Work instructions — Go through the records and tally the lines that include the word "JSON". The answer is that total alone.

*** Information shown ***

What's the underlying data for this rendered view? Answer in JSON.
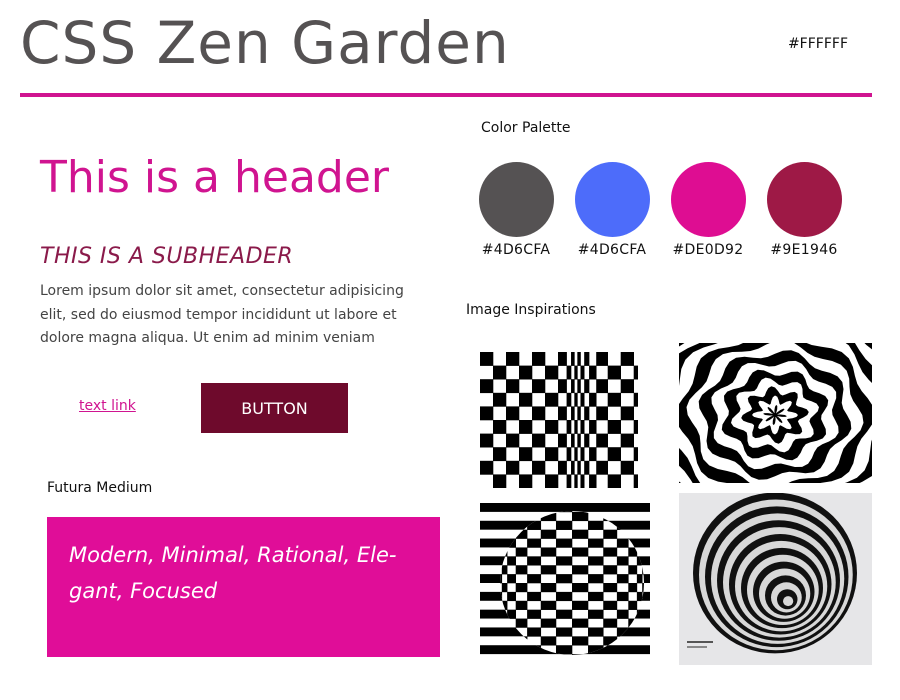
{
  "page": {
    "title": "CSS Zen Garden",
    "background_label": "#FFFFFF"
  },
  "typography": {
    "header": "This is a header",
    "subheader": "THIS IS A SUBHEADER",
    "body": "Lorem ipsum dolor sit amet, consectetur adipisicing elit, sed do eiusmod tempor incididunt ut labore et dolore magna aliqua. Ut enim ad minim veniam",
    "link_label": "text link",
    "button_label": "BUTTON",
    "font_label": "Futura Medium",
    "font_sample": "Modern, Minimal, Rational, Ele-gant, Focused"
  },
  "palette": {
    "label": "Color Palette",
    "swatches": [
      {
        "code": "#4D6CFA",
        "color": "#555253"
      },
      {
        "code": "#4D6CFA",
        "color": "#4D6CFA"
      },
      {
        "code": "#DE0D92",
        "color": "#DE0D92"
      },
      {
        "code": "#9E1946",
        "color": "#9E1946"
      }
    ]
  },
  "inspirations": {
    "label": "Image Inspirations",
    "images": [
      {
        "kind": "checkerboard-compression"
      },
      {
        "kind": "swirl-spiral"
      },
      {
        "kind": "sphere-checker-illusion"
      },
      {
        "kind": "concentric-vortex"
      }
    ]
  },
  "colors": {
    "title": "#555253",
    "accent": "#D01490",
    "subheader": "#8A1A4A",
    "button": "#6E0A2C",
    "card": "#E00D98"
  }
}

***
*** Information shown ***

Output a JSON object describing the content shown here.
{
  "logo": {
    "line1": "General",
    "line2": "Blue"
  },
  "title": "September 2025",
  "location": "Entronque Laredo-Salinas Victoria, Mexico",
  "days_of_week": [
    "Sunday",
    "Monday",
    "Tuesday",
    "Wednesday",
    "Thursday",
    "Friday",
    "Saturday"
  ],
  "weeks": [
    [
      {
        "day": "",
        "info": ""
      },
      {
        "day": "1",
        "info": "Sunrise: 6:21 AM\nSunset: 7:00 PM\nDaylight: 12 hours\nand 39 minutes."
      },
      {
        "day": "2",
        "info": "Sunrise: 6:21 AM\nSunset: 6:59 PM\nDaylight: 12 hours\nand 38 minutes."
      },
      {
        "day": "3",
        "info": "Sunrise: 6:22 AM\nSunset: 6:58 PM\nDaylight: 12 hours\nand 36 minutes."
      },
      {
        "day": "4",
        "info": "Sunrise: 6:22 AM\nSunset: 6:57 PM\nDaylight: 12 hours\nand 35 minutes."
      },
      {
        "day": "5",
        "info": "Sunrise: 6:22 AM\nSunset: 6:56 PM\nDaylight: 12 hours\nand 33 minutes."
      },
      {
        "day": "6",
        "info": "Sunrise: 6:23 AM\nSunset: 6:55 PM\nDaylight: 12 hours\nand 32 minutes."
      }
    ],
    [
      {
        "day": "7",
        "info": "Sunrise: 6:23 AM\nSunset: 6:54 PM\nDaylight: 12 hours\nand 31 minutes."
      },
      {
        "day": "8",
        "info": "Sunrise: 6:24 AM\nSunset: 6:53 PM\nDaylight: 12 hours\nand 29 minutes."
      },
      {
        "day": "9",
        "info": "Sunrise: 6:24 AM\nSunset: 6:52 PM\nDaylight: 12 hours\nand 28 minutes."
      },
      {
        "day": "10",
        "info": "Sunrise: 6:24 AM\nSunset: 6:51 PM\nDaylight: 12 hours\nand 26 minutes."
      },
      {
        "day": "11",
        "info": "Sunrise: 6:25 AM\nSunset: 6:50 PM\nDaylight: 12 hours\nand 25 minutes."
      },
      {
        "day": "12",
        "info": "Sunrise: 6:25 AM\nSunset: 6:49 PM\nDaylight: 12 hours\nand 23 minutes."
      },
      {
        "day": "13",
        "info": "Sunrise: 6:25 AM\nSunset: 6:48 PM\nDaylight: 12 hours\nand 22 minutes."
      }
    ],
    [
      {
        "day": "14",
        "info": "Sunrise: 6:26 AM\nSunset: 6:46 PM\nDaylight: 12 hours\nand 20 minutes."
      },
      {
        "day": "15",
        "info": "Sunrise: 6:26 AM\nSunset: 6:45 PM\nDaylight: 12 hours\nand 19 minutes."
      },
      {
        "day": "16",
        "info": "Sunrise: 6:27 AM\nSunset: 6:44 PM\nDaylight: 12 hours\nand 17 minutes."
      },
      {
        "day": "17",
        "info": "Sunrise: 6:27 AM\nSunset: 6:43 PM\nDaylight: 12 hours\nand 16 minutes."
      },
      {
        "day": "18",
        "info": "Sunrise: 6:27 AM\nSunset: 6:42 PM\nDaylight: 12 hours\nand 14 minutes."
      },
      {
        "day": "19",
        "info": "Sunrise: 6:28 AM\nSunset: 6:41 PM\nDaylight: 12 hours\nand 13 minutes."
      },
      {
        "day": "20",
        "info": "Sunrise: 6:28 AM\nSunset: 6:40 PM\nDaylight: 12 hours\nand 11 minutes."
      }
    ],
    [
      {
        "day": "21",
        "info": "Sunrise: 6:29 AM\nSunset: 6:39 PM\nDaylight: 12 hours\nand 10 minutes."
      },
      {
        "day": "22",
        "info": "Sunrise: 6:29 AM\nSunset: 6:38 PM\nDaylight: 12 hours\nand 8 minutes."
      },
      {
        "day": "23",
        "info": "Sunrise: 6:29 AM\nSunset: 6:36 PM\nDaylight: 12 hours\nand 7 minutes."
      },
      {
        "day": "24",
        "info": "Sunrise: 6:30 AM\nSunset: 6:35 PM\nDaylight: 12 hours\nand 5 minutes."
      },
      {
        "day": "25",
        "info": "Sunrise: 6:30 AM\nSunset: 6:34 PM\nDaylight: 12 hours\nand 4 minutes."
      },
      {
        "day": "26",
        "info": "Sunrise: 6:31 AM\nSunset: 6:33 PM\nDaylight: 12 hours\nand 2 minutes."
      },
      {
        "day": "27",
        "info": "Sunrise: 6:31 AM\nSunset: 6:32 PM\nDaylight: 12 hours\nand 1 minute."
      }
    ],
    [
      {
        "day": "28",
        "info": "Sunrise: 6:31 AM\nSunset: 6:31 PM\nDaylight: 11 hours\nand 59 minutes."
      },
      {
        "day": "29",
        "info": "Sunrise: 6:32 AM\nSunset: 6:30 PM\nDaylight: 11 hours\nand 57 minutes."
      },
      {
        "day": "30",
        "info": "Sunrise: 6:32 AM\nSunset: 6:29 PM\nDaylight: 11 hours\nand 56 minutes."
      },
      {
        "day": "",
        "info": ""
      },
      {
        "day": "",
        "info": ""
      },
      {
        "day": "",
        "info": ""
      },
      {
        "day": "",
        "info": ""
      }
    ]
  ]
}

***

Solution below — 2